The true cost of a ransomware attack

The true cost of a ransomware attack | Insurance Business

The true cost of a ransomware attack

A recent analysis of 2017 cyber claims data unearthed some compelling findings. The report, 2018 Cyber Claims Digest, which was produced by NAS Insurance, found that for the healthcare industry negligence by employees or third-party service providers continued to be the most common cause of loss. The same was not true for non-healthcare organizations, where a hacking attack was the most common cause.

However, the second most common cause of loss was the same for both groups: ransomware.

“The methods used for ransomware attacks are becoming more sophisticated,” says Jeremy Barnett, senior vice president of marketing at NAS. “Spam email remains a tried and true method: one in six spam email messages comes bundled with ransomware. However, in 2017, criminals also tended to target specific companies.”

When sifting through the data, NAS identified some key claims from 2017 to illustrate how ransomware attacks can blindside a company. In a scenario in which a healthcare organization was targeted, employees of a hospital were not able to access their email accounts. After conducting an investigation, the hospital’s IT department discovered that a ransomware attack had infected 70 servers and 600 workstations.

“The hospital had to close operations for two business days and suffered losses in relation to the event,” Barnett says. “Cyber insurance covered a total loss of $567,350.”

That amount was distributed as follows:

Ransom Amount: $9,350 – The hospital was forced to pay the ransom demand from cyber criminals in order to regain access to their servers and workstations.

Data Recovery: $76,000 ­– Numerous employees had to work overtime to recreate lost data from back-ups.

Business Interruption Expenses: $65,000 - Several surgeries had to be cancelled resulting in loss of income.

IT Expenses: $417,000 – Consultants were retained to immediately address the ransomware attack, secure data, investigate if any patient health information was compromised, and rebuild the hospital’s network.

“Between 2016 and 2017, there was a 152% increase in ransomware as a cause of loss for healthcare cyber claims,” Barnett says. “The threat is typically to divulge or destroy information, to insert malicious code into a computer system or to damage, destroy or prevent access to a computer system.
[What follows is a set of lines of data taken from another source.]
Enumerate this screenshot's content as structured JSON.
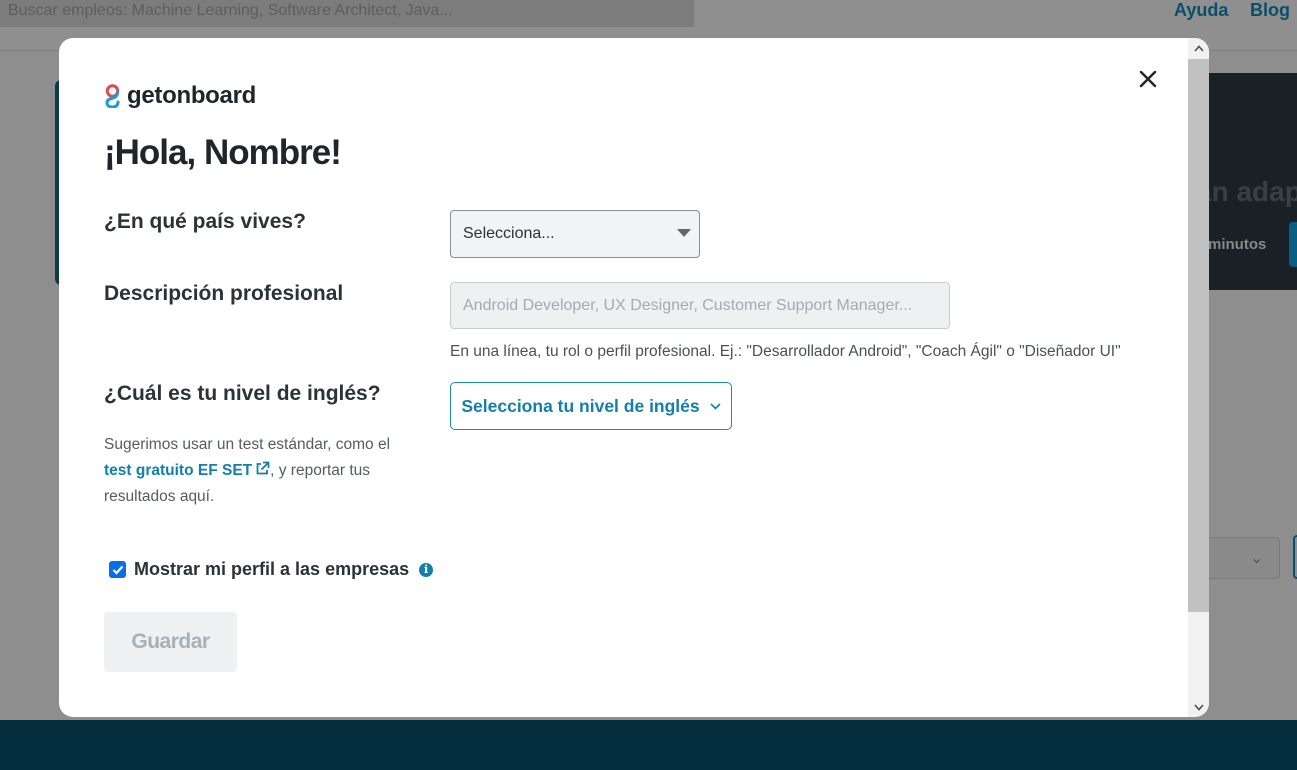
{
  "background": {
    "search_placeholder": "Buscar empleos: Machine Learning, Software Architect, Java...",
    "nav": {
      "help": "Ayuda",
      "blog": "Blog"
    },
    "hero_title_fragment": "an adap",
    "hero_sub_fragment": "minutos"
  },
  "modal": {
    "logo_text": "getonboard",
    "greeting": "¡Hola, Nombre!",
    "country": {
      "label": "¿En qué país vives?",
      "selected": "Selecciona..."
    },
    "description": {
      "label": "Descripción profesional",
      "placeholder": "Android Developer, UX Designer, Customer Support Manager...",
      "value": "",
      "hint": "En una línea, tu rol o perfil profesional. Ej.: \"Desarrollador Android\", \"Coach Ágil\" o \"Diseñador UI\""
    },
    "english": {
      "label": "¿Cuál es tu nivel de inglés?",
      "button": "Selecciona tu nivel de inglés",
      "suggest_before": "Sugerimos usar un test estándar, como el",
      "suggest_link": "test gratuito EF SET",
      "suggest_after": ", y reportar tus resultados aquí."
    },
    "show_profile": {
      "label": "Mostrar mi perfil a las empresas",
      "checked": true
    },
    "save_label": "Guardar"
  },
  "colors": {
    "accent": "#137fac",
    "checkbox": "#0b6ee8",
    "overlay": "#8e8e8e",
    "footer": "#052f3f"
  }
}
The monetary demand varies in both amount and the currency: the demand might seek payment in American dollars, a foreign currency or a cryptocurrency.”